Alphabet Inc. owned Google’s video streaming service provider, YouTube had agreed to pay off $170 million in order to settle accusations that the search engine giant’s media streaming behemoth had allegedly broken federal law by collecting personal intel of the children, FTC (Federal Trade Commission) said in a statement on Wednesday, the 4th of September 2019.

On top of that, according to the latest lawsuit, YouTube was charged with tracking kid’s channel preference by capitalizing cookies and using those cookies to target users with hundreds of thousands of dollar worth of advertisement without any kind of parental consent, while Google neither pleaded ‘not guilty,’ nor acknowledged the charges directly.

Meanwhile, according to the settlement, the Federal Trade Commission alongside NY Attorney General’s office would be receiving $34 million out of $170 million, remarking Federal Trade Commission’s largest punitive measure ever against any internet service provider for collecting personal information of the children below 13-years since the law came into effect back in the 1998s.

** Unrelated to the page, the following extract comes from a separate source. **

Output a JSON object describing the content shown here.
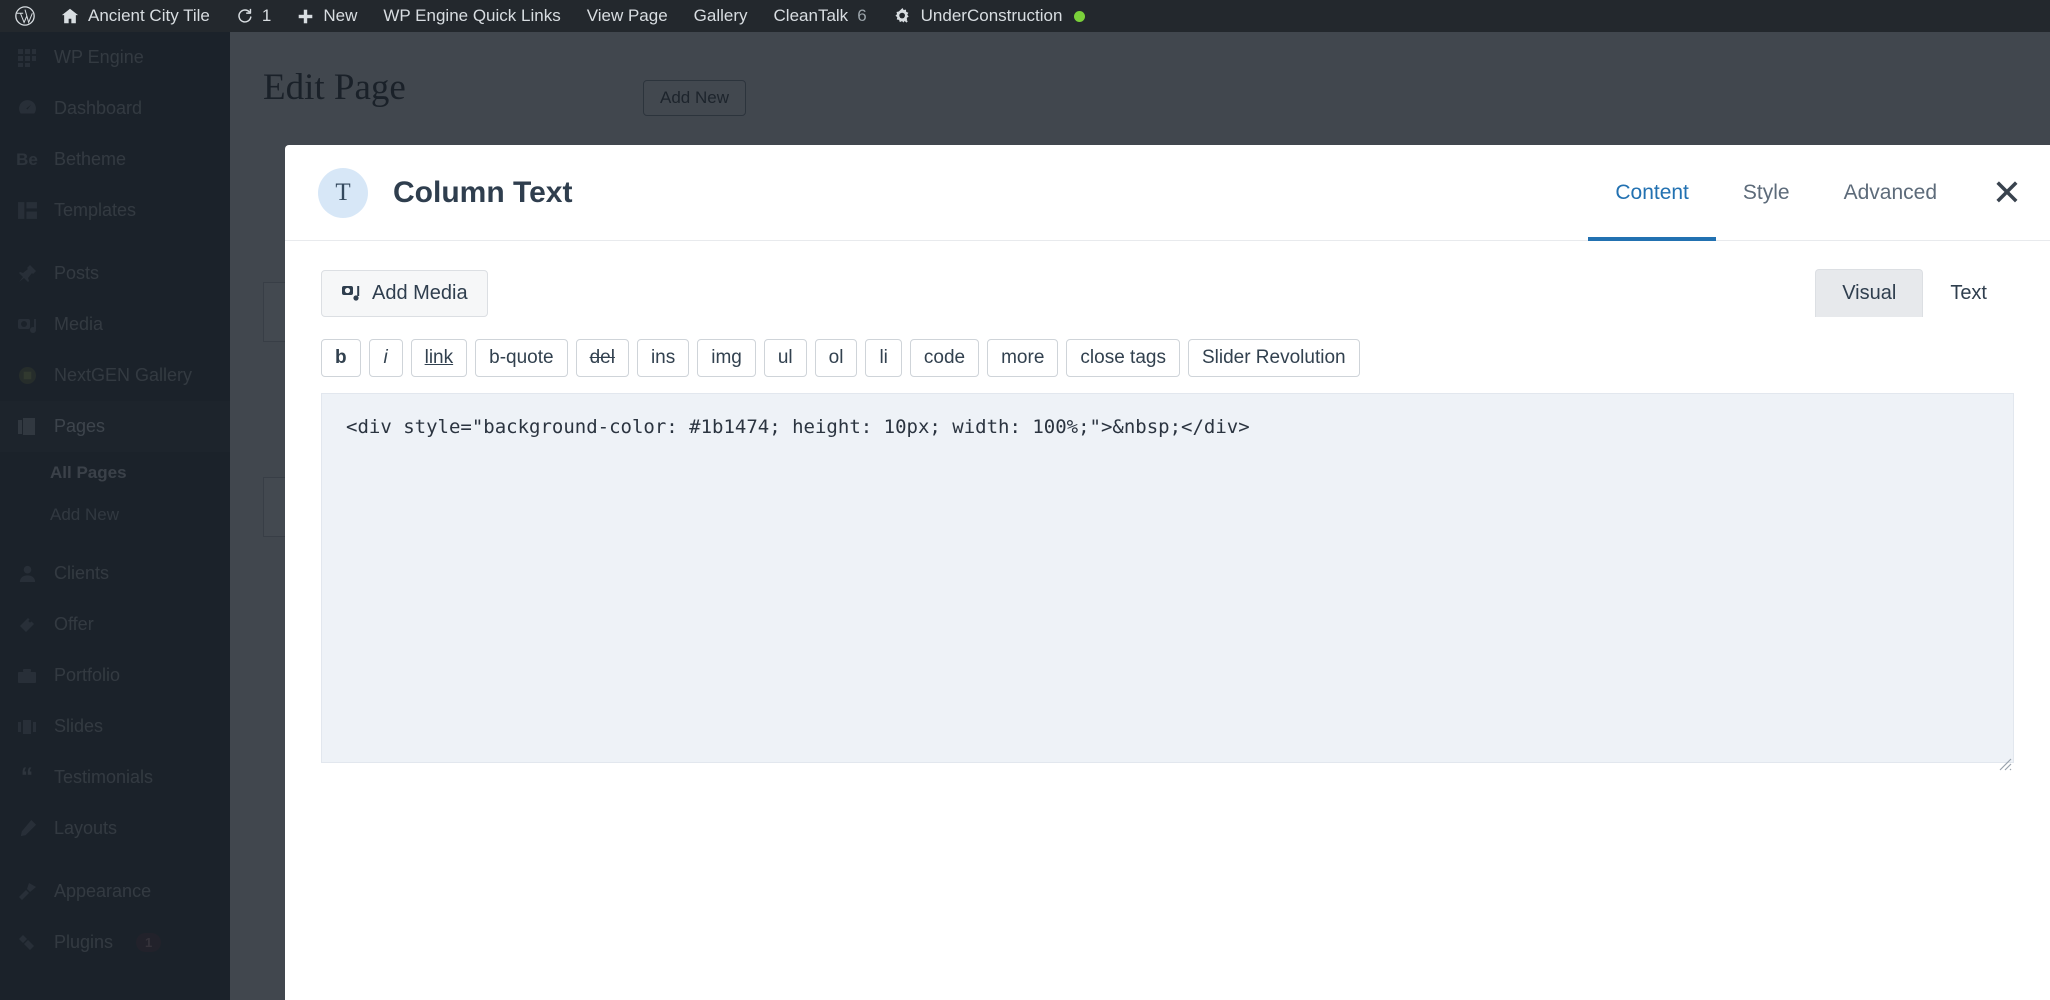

Besides, the legislation was revised back in 2013 to introduce ‘cookies’ in it which were used to track users’ browsing behaviour. As an immediate response to the financial penalty, adding that the media streaming goliath would treat all data gathered from people watching Children’s content as it had been browsed by a kid, YouTube released a statement in a blog post on Wednesday (Sept.

4th) saying, “This means that we will limit data collection and use on videos made for kids only to what is needed to support the operation of the service. ”